App and web page records

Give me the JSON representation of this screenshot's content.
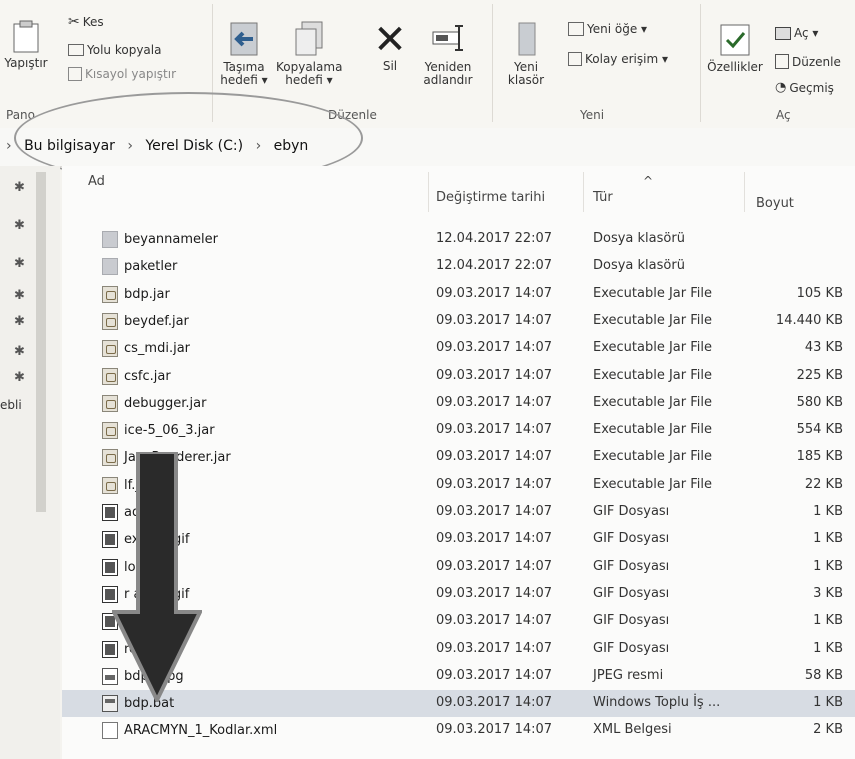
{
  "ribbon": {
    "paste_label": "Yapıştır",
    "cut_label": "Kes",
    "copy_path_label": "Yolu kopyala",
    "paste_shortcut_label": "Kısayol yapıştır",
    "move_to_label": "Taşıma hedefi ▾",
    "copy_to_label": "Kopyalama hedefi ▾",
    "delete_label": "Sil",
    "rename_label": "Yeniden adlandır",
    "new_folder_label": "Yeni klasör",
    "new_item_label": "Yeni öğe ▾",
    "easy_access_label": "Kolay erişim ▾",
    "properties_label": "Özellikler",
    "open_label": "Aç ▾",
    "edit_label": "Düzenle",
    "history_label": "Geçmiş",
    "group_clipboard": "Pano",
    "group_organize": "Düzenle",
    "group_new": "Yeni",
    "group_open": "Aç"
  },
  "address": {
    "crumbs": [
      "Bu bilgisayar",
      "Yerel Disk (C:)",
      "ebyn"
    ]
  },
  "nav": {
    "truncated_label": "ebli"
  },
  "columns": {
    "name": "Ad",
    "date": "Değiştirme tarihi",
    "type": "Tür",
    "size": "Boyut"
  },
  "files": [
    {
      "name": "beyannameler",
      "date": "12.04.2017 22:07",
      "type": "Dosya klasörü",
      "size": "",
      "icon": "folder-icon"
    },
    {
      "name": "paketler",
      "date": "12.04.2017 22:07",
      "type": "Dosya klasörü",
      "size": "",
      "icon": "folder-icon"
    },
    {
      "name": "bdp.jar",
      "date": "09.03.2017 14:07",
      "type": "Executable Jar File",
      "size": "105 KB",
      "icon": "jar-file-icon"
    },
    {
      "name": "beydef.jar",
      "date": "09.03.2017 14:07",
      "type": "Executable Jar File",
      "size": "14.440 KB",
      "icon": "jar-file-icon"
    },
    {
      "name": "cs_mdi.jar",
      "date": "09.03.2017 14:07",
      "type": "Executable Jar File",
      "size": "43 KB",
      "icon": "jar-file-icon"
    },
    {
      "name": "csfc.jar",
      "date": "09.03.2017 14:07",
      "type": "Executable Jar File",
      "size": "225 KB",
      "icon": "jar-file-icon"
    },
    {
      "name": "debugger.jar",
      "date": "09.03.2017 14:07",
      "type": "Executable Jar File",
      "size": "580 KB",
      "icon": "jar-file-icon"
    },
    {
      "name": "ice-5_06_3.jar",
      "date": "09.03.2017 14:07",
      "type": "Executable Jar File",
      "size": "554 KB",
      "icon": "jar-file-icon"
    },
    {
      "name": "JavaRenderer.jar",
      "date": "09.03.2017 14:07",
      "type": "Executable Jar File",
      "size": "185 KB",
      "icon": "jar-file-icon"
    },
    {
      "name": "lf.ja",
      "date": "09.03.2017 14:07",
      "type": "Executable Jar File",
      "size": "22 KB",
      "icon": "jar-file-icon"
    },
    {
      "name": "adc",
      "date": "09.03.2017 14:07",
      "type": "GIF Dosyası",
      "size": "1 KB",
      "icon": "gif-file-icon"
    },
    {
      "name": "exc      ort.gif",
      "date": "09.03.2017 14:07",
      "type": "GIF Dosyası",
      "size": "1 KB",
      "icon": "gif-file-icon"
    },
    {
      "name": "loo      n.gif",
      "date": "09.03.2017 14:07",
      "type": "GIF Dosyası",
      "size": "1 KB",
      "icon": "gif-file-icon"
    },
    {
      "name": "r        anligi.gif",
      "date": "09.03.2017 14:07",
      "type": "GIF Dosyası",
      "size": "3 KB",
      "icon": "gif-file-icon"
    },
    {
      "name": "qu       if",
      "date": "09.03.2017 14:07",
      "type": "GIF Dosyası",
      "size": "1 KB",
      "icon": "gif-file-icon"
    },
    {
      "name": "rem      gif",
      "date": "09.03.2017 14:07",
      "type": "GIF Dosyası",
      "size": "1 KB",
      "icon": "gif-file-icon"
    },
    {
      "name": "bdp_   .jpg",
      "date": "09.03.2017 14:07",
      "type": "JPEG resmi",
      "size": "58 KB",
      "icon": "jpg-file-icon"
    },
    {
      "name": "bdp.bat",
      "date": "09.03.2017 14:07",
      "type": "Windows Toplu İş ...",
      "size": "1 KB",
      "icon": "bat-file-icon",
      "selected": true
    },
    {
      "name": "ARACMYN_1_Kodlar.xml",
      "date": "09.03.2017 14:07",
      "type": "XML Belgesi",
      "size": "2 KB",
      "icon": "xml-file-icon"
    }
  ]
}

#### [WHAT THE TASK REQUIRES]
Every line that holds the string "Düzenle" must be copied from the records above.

#### [RESPONSE TO THIS TASK]
    "edit_label": "Düzenle",
    "group_organize": "Düzenle",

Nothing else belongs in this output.